Shakespeare’s Dramas, Dramatized
Having been taught to appreciate The Bard’s influence across many different forms of media, a semester’s class of Transmedial Shakespeare has also brought to my mind one of my favorite films – Shakespeare In Love.
Shakespeare In Love imagines the story of William Shakespeare (played by Joseph Fiennes) as he writes Romeo and Juliet, and casts an actor named Thomas Kent as Romeo. Thomas is in fact Viola de Lesseps (played by Gwyneth Paltrow) who is disguised as a man because women, at the time, were not allowed to perform plays. After finding out Viola’s true identity, they fall in love. Unfortunately, Shakespeare is married, and Viola is engaged to the Duke of Wessex. Will their love transcend the confines of reality, or will they end up like Romeo and Juliet?
The film is a minefield of references to Shakespeare’s plays. These are what I noticed:

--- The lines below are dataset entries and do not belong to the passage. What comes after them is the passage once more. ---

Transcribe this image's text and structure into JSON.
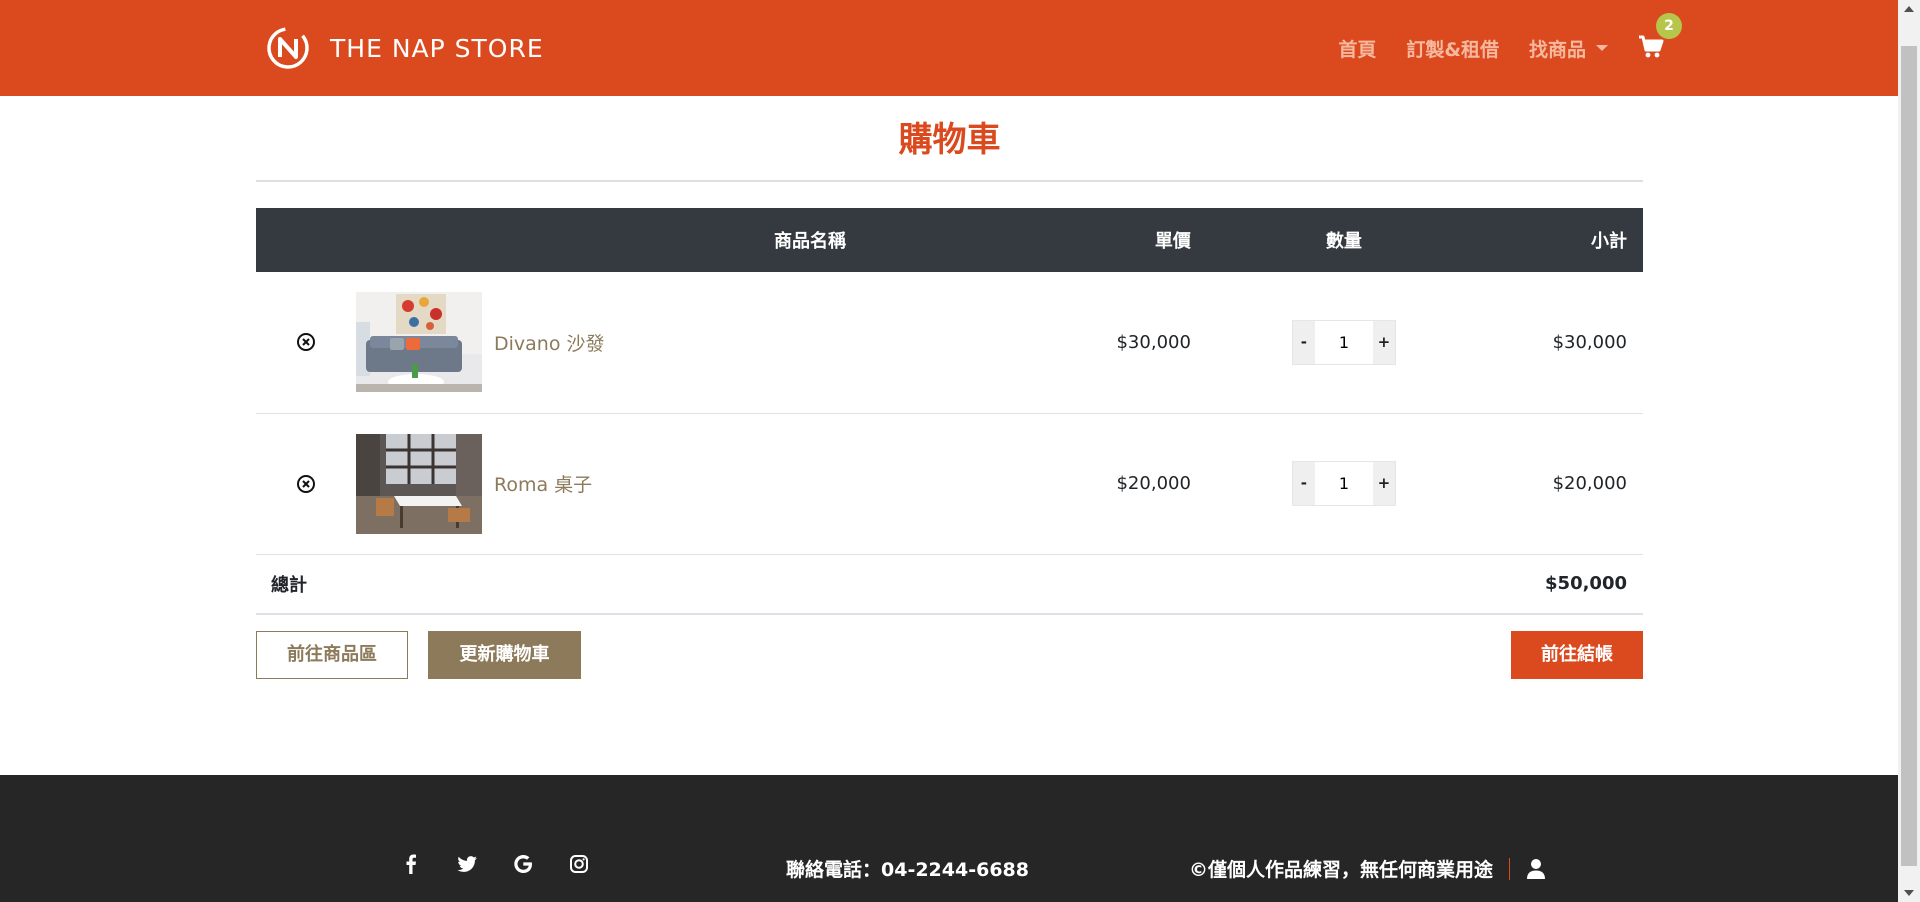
{
  "colors": {
    "brand": "#db4a1e",
    "accent": "#8c7a5b",
    "header_row": "#343a40",
    "footer": "#262626",
    "badge": "#b5c64a"
  },
  "navbar": {
    "brand_text": "THE NAP STORE",
    "links": [
      {
        "label": "首頁"
      },
      {
        "label": "訂製&租借"
      },
      {
        "label": "找商品"
      }
    ],
    "cart_count": "2"
  },
  "cart": {
    "title": "購物車",
    "columns": {
      "name": "商品名稱",
      "price": "單價",
      "quantity": "數量",
      "subtotal": "小計"
    },
    "items": [
      {
        "name": "Divano 沙發",
        "price": "$30,000",
        "quantity": "1",
        "subtotal": "$30,000",
        "image": "sofa-photo"
      },
      {
        "name": "Roma 桌子",
        "price": "$20,000",
        "quantity": "1",
        "subtotal": "$20,000",
        "image": "table-photo"
      }
    ],
    "qty_minus": "-",
    "qty_plus": "+",
    "total_label": "總計",
    "total_value": "$50,000"
  },
  "actions": {
    "continue_label": "前往商品區",
    "update_label": "更新購物車",
    "checkout_label": "前往結帳"
  },
  "footer": {
    "social_icons": [
      "facebook-icon",
      "twitter-icon",
      "google-icon",
      "instagram-icon"
    ],
    "phone": "聯絡電話：04-2244-6688",
    "copyright": "©僅個人作品練習，無任何商業用途"
  }
}
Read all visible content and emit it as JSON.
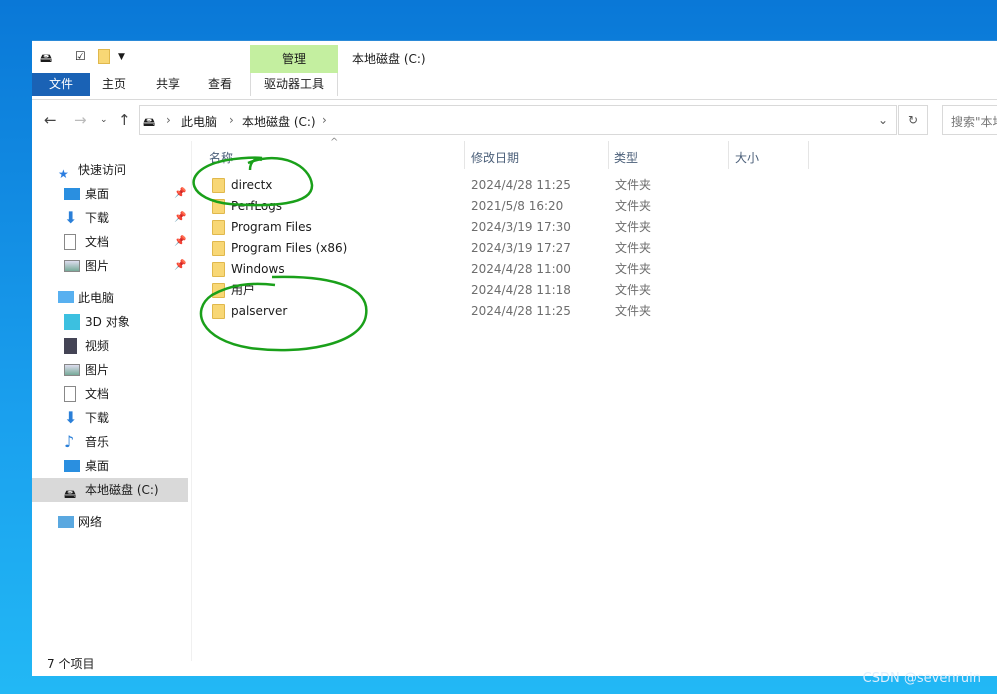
{
  "ribbon": {
    "context_group": "管理",
    "title": "本地磁盘 (C:)",
    "tabs": [
      "文件",
      "主页",
      "共享",
      "查看",
      "驱动器工具"
    ]
  },
  "address": {
    "crumbs": [
      "此电脑",
      "本地磁盘 (C:)"
    ],
    "search_placeholder": "搜索\"本地磁盘 (C:)\""
  },
  "sidebar": {
    "quick_access": "快速访问",
    "quick": [
      "桌面",
      "下载",
      "文档",
      "图片"
    ],
    "this_pc": "此电脑",
    "pc": [
      "3D 对象",
      "视频",
      "图片",
      "文档",
      "下载",
      "音乐",
      "桌面",
      "本地磁盘 (C:)"
    ],
    "network": "网络"
  },
  "columns": [
    "名称",
    "修改日期",
    "类型",
    "大小"
  ],
  "files": [
    {
      "name": "directx",
      "date": "2024/4/28 11:25",
      "type": "文件夹"
    },
    {
      "name": "PerfLogs",
      "date": "2021/5/8 16:20",
      "type": "文件夹"
    },
    {
      "name": "Program Files",
      "date": "2024/3/19 17:30",
      "type": "文件夹"
    },
    {
      "name": "Program Files (x86)",
      "date": "2024/3/19 17:27",
      "type": "文件夹"
    },
    {
      "name": "Windows",
      "date": "2024/4/28 11:00",
      "type": "文件夹"
    },
    {
      "name": "用户",
      "date": "2024/4/28 11:18",
      "type": "文件夹"
    },
    {
      "name": "palserver",
      "date": "2024/4/28 11:25",
      "type": "文件夹"
    }
  ],
  "status": "7 个项目",
  "watermark": "CSDN @sevenruin"
}
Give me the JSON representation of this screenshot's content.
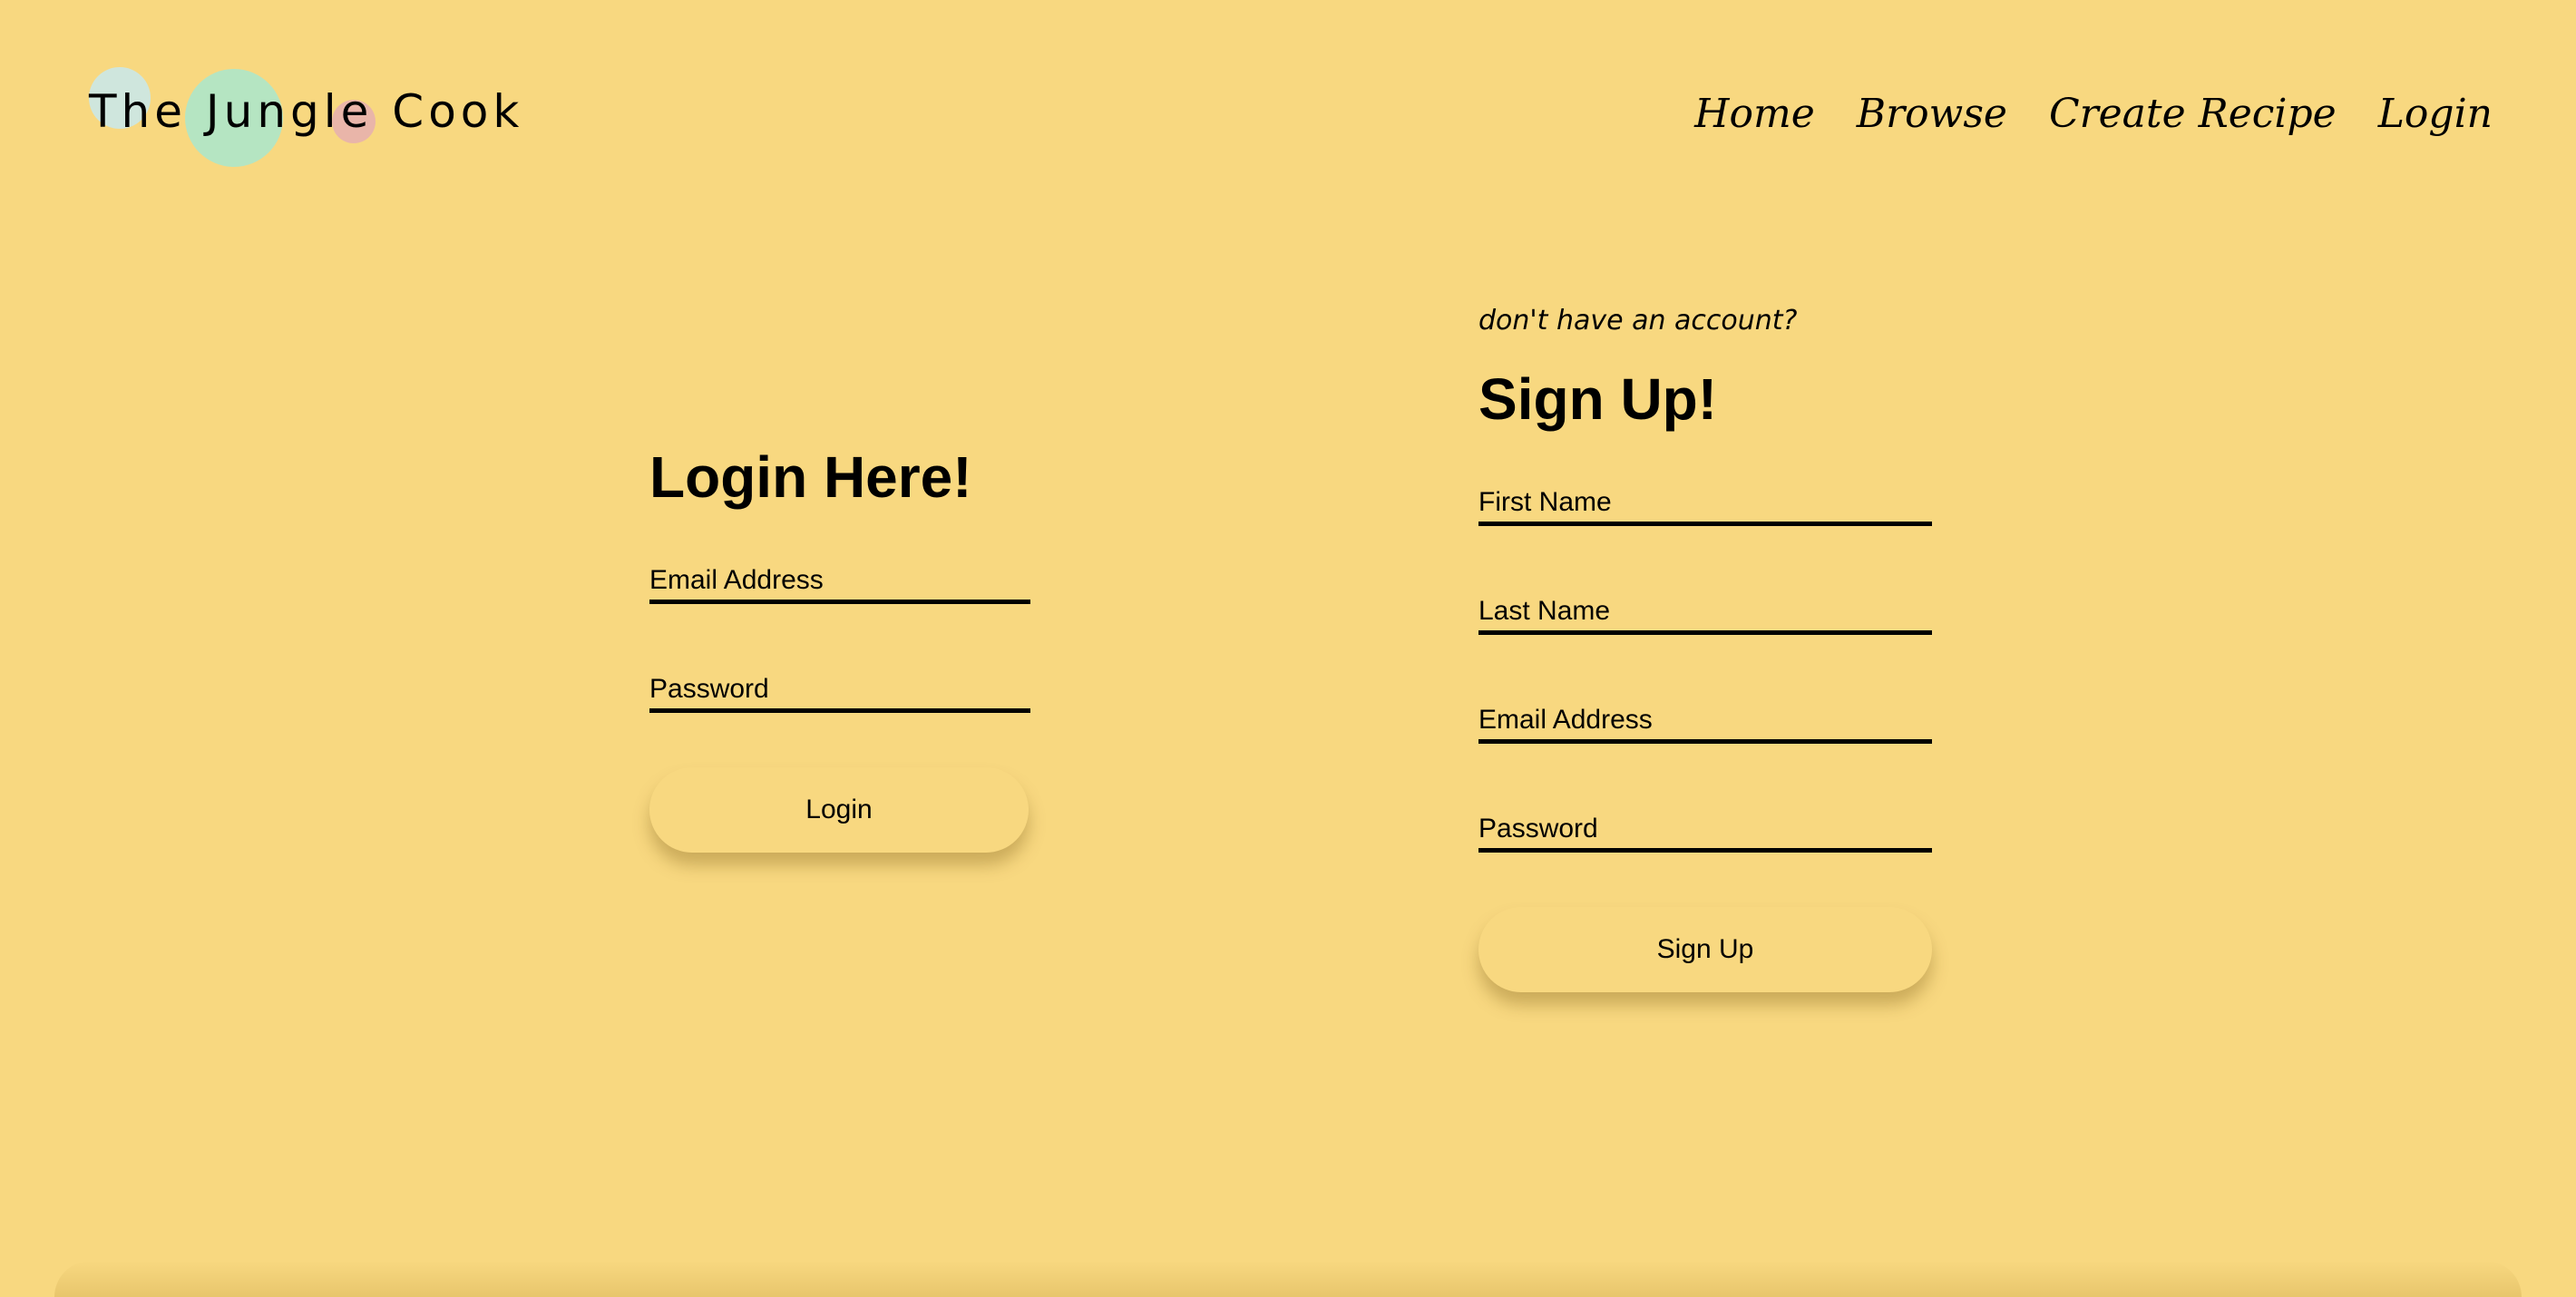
{
  "logo": {
    "text": "The Jungle Cook"
  },
  "nav": {
    "items": [
      {
        "label": "Home"
      },
      {
        "label": "Browse"
      },
      {
        "label": "Create Recipe"
      },
      {
        "label": "Login"
      }
    ]
  },
  "login": {
    "heading": "Login Here!",
    "email_placeholder": "Email Address",
    "password_placeholder": "Password",
    "button_label": "Login"
  },
  "signup": {
    "prompt": "don't have an account?",
    "heading": "Sign Up!",
    "first_name_placeholder": "First Name",
    "last_name_placeholder": "Last Name",
    "email_placeholder": "Email Address",
    "password_placeholder": "Password",
    "button_label": "Sign Up"
  },
  "colors": {
    "background": "#f8d880",
    "logo_dot_blue": "#cfe6dd",
    "logo_dot_green": "#b5e5c2",
    "logo_dot_pink": "#e9b5a9",
    "text": "#000000"
  }
}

- In the scene where Shakespeare has writer’s block while writing Romeo and Juliet, he throws balled-up pieces of paper to different corners of his room, which show props from other plays: the skull from Hamlet and the open chest from The Merchant of Venice.
- Shakespeare writes to Viola: “Shall I compare thee to a summer’s day?”, which is a line from Sonnet 18.
- Viola becomes Shakespeare’s inspiration for the character of Viola in Twelfth Night.
- The plot of the movie uses story elements from many of Shakespeare’s plays, including cross-dressing, adultery, star-crossed lovers, the “play within a play” concept, and the appearance of a “ghost”.
This film interests me so much because it portrays Shakespeare as the man behind the playwright. The plays featured are also given another (speculative) layer to them, suggesting a back story to their conception. Although it is purely fictional, we see The Bard shown as just another hopeless romantic in longing, loving, and losing.
Watch the trailer here: http://www.youtube.com/watch?v=gk1rTKB6ZF8
Cristelle Elaine V. Collera
II AB Interdisciplinary Studies
Ateneo de Manila University